Investment Commentary – May 25, 2022
Year to Date Market Indices as of May 25, 2022

• Dow 31,880 (-12.23%)
• S&P 3,922 (-17.47%)
• NASDAQ 11,708 (-28.31%)
• Gold $1,850 (1.10%)
• OIL $111.13 (47.29%)
• Barclay Bond Aggregate (-9.18%)
• Fed Funds Rate 1.00
• Current Annual Inflation Rate 8.5%

Are we in or headed towards a recession?
JP Morgan Analyst Jordan Jackson
“The signal is clear: the economy is still firing on all cylinders and we are not in a recession.”

The US economy is showing signs that the post pandemic surge is beginning to moderate, but we do not think a recession is imminent. Nonetheless, stocks are near correction territory, consumer sentiment has soured to levels last seen in 2011, geopolitical tensions are elevated, and prices are higher everywhere; all of which challenge this view.
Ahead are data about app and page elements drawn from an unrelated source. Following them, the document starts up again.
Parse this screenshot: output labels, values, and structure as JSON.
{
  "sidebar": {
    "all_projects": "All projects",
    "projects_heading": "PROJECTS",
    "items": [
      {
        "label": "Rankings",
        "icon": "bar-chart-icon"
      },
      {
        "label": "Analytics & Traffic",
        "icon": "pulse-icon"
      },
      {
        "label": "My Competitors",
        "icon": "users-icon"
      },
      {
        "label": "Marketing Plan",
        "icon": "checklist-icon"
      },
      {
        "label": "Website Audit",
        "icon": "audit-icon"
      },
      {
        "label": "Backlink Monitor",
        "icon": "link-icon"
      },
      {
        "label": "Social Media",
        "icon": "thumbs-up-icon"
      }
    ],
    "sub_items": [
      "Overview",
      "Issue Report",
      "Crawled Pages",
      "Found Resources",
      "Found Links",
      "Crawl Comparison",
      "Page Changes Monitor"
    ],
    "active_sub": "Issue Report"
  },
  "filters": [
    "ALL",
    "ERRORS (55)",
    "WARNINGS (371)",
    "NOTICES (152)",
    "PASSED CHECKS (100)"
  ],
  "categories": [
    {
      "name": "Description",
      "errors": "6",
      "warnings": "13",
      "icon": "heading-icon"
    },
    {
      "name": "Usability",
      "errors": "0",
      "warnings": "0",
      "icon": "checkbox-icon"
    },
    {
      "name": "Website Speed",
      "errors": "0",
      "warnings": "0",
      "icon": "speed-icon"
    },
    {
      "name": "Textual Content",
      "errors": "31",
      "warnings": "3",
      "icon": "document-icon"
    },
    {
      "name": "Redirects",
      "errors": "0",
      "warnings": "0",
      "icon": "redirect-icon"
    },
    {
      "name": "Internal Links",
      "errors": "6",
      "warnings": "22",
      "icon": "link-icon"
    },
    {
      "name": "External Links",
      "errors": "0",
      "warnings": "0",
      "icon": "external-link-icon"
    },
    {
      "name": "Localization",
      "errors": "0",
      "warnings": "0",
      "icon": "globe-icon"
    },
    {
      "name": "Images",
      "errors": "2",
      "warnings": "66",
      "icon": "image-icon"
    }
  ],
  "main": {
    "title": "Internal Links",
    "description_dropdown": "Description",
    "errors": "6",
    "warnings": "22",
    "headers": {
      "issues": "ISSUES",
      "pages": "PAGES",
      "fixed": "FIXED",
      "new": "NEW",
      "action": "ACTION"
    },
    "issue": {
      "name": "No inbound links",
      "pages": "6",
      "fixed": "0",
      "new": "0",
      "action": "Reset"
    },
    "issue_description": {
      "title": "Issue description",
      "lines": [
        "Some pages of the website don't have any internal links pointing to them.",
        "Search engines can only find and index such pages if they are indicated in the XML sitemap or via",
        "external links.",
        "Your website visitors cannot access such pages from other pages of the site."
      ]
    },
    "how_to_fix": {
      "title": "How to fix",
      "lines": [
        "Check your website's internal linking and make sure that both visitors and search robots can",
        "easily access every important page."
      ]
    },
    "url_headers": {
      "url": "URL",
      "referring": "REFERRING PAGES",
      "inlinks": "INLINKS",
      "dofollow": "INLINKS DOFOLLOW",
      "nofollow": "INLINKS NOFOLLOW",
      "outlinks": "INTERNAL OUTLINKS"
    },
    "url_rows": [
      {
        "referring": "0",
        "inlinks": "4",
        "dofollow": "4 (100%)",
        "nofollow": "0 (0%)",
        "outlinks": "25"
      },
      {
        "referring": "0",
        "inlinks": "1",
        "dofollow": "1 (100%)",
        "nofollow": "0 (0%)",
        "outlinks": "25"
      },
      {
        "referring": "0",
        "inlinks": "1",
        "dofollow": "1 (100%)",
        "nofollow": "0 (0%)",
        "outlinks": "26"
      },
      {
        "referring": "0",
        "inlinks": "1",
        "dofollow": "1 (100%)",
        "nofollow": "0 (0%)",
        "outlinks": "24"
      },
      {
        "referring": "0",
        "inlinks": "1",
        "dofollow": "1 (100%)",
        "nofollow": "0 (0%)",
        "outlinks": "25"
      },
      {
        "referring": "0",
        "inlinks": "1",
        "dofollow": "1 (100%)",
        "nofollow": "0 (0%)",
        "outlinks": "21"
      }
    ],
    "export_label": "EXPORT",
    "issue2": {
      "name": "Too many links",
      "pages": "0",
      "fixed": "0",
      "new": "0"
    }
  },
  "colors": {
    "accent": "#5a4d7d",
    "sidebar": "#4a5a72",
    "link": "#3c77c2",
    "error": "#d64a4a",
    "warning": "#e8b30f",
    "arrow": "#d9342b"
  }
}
To address this, investors should first understand what constitutes a recession and, importantly, how current conditions and trends shape the investment outlook.

One common definition of a recession is two consecutive quarters of negative GDP growth, however, the National Bureau of Economic Research (NBER)—the official scorekeepers for recessions and expansions— define a recession as “a significant decline in economic activity that is spread across the economy and that lasts more than a few months…these include real personal income less transfers, nonfarm payroll employment, real personal consumption expenditures, wholesale-retail sales adjusted for price changes, employment as measured by the household survey, and industrial production”.
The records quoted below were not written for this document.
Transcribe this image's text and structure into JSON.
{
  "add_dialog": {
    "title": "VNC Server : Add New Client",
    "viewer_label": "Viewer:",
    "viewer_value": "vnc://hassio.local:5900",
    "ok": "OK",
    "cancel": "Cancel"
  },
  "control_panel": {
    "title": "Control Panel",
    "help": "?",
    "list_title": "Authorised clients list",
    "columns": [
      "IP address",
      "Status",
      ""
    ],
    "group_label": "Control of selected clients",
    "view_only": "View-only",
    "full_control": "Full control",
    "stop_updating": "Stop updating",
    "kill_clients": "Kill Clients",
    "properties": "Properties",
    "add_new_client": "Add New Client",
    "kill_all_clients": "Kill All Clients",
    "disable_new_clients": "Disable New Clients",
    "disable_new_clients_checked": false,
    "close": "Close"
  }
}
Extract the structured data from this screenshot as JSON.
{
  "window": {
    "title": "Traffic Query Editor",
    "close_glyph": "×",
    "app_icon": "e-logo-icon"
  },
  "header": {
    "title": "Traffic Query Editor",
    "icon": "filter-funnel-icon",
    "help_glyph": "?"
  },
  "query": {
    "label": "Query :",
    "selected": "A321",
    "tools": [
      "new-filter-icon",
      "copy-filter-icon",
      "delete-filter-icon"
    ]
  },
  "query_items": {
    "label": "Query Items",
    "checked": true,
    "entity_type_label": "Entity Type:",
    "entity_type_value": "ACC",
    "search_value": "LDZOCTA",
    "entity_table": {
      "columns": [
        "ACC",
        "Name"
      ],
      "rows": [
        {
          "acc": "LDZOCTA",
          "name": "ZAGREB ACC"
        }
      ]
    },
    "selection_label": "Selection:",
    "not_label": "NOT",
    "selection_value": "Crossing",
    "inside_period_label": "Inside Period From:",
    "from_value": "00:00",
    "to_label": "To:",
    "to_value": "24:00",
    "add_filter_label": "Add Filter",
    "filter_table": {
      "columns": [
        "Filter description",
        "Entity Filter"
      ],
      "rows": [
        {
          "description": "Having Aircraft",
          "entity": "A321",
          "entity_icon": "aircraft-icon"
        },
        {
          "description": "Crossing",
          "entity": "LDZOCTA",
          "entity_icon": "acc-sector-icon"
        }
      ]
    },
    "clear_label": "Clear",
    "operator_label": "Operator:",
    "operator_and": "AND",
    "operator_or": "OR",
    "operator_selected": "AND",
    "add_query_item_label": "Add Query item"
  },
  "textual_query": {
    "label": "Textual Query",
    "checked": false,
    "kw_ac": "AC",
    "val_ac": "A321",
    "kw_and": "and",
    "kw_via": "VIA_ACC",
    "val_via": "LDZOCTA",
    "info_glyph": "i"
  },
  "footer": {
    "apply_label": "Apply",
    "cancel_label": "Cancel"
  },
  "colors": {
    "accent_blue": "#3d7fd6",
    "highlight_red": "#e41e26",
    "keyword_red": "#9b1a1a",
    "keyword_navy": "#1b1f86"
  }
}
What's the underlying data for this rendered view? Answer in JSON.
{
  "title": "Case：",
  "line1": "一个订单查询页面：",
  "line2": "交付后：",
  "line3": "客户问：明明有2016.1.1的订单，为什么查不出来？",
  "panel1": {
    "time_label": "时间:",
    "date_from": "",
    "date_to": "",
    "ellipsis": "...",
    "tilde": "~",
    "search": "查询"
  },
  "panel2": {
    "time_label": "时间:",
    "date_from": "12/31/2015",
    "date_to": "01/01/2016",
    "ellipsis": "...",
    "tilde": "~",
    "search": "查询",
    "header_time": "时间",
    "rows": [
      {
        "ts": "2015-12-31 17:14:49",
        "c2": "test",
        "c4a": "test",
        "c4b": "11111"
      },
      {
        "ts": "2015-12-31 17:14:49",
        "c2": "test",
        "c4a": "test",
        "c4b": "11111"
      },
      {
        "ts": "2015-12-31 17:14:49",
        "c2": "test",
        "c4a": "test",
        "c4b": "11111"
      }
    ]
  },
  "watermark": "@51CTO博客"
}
Utilizing this more expansive definition, incoming data shows:

Monthly nonfarm payroll growth has averaged over 550K in the past 6 months, signaling very strong demand for labor and a robust job market
Real personal income excluding transfers fell 0.3% m/m in in March but is 1.9% higher relative to a year ago and 1.2% higher relative to the pre-pandemic peak
Real consumer spending expanded 0.2% m/m in March as consumers continue to shift from buying goods to paying for services
Industrial production rose 1.1% in April, aided by a 0.8% increase in manufacturing output
Given this, the signal is clear: the economy is still firing on all cylinders and we are not in a recession. Moreover, looking at an even broader heat map of economic variables (red = contracting, yellow = neutral, green = improving) across corporate profits, labor and activity, the evidence suggests the economy continues to expand healthily, albeit at a slower pace after roaring out of the pandemic. While the Federal Reserve is keen on bringing down inflation, a more cautious approach could allow for a soft-landing next year, suggesting risk assets may be oversold at this stage.
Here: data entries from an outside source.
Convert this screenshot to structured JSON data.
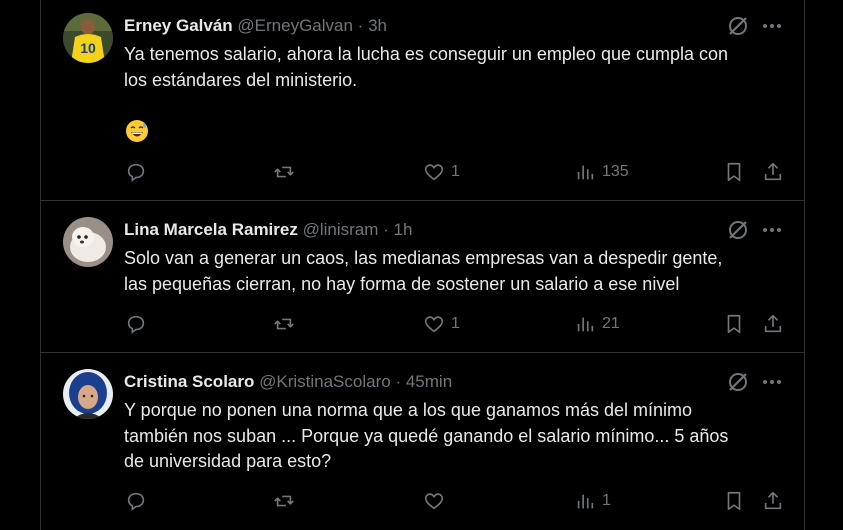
{
  "tweets": [
    {
      "name": "Erney Galván",
      "handle": "@ErneyGalvan",
      "sep": "·",
      "time": "3h",
      "text_lines": [
        "Ya tenemos salario, ahora la lucha es conseguir un empleo que cumpla con",
        "los estándares del ministerio."
      ],
      "emoji": "grinning-sweat-emoji",
      "avatar": "yellow-jersey-10",
      "likes": "1",
      "views": "135"
    },
    {
      "name": "Lina Marcela Ramirez",
      "handle": "@linisram",
      "sep": "·",
      "time": "1h",
      "text_lines": [
        "Solo van a generar un caos, las medianas empresas van a despedir gente,",
        "las pequeñas cierran, no hay forma de sostener un salario a ese nivel"
      ],
      "avatar": "white-dog",
      "likes": "1",
      "views": "21"
    },
    {
      "name": "Cristina Scolaro",
      "handle": "@KristinaScolaro",
      "sep": "·",
      "time": "45min",
      "text_lines": [
        "Y porque no ponen una norma que a los que ganamos más del mínimo",
        "también nos suban ... Porque ya quedé ganando el salario mínimo... 5 años",
        "de universidad para esto?"
      ],
      "avatar": "woman-blue-hair",
      "likes": "",
      "views": "1"
    }
  ],
  "icons": {
    "reply": "reply-icon",
    "retweet": "retweet-icon",
    "like": "heart-icon",
    "views": "views-icon",
    "bookmark": "bookmark-icon",
    "share": "share-icon",
    "grok": "grok-icon",
    "more": "more-icon"
  },
  "colors": {
    "background": "#000000",
    "text": "#e7e9ea",
    "muted": "#71767b",
    "border": "#2f3336"
  }
}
The views presented are not intended to be relied on as a forecast, research or investment advice and are the opinions of the sources cited and are subject to change based on subsequent developments. They are not a recommendation, offer or solicitation to buy or sell any securities or to adopt any investments. (Market Indices) (Around the Web & Upcoming Events) (YTD Performance Chart)